On August 14, 2013, in what came to be known as the Rabaa massacre, Egyptian security forces stormed Muslim Brotherhood-led sit-ins at public squares in Cairo and Giza, killing hundreds of people protesting the ouster of Mohamed Morsi, the Brotherhood’s leader and Egypt’s first elected president. The death toll, which Human Rights Watch later placed at over 800 civilians, shocked the international community, but the bloodshed didn’t surprise the Brotherhood.
Indeed, from the moment of Morsi’s July 3 overthrow, the Brotherhood’s leaders understood that they were in a kill-or-be-killed struggle with the new military-backed government. Only five days after the coup, security forces opened fire at a rally for Morsi supporters, killing at least 51 and injuring hundreds more. But the Brotherhood’s leaders believed that their notoriously hierarchical organization, whose motto includes the phrase “death for the sake of Allah is the highest of our aspirations,” possessed the manpower to outlast any assault. “If they want to disperse the [Cairo] sit-in, they’ll have to kill 100,000 protesters,” Brotherhood spokesman Gehad el-Haddad told journalist Maged Atef two weeks before the massacre. “And they can’t do it [because] we’re willing to offer one hundred thousand martyrs.”

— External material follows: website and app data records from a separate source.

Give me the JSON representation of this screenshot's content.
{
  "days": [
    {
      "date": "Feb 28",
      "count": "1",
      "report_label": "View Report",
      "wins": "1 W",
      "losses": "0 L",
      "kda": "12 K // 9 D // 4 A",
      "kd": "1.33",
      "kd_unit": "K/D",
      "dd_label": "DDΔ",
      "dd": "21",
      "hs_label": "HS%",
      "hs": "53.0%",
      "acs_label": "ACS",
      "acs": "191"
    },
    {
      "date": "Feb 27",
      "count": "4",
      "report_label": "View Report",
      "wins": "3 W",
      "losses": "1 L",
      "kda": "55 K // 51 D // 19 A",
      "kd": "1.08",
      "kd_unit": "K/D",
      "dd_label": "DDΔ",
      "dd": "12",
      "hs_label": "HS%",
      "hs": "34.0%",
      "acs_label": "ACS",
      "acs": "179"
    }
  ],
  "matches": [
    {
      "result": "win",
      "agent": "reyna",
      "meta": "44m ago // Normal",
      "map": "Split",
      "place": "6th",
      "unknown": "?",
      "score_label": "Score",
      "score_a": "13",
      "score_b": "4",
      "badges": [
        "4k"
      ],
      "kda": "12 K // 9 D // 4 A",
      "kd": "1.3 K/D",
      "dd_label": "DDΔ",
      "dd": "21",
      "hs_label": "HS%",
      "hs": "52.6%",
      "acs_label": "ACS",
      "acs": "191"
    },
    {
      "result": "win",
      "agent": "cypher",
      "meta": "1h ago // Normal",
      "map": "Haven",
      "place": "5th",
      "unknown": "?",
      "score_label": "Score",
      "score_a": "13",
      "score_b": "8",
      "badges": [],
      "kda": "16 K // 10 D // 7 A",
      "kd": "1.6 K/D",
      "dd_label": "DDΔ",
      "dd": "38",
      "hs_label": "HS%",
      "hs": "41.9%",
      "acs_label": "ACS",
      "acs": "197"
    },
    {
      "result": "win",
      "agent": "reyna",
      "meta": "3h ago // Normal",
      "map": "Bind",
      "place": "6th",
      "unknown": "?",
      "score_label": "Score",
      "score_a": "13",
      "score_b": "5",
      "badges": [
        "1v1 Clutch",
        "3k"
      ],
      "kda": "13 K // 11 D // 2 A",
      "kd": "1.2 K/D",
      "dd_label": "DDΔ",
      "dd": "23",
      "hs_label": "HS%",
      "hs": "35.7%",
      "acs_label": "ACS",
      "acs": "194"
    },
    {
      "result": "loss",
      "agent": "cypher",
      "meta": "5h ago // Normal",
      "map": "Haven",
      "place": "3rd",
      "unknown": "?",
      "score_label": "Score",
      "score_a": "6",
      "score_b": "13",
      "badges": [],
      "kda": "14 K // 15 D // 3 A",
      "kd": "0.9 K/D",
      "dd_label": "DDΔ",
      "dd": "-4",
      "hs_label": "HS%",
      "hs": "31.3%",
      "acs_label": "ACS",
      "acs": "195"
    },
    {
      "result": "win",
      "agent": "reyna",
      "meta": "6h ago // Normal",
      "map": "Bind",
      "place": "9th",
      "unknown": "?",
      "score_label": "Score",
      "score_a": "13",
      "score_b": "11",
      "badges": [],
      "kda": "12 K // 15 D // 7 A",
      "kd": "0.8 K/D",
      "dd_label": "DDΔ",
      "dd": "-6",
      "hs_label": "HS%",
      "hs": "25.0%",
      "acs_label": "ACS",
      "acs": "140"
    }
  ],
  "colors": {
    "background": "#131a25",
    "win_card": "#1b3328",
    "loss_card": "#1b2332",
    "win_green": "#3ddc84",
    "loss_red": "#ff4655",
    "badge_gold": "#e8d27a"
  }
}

Of the many strategic misjudgments that the Brotherhood made during Egypt’s short-lived “Arab Spring,” the Brotherhood’s belief that it could out-mobilize the regime’s repression, was its costliest. The Rabaa massacre and the arrests of Brotherhood leaders that followed decapitated the group nationally and also within Egypt’s provinces, rendering it ineffective on the ground. Within months, an organization that had won a series of elections and referenda during the previous two-and-a-half years was barely visible throughout much of the country. Four years later, the Brotherhood is a deeply divided organization, and its leaders’ pre-massacre decision-making is at the center of that rift.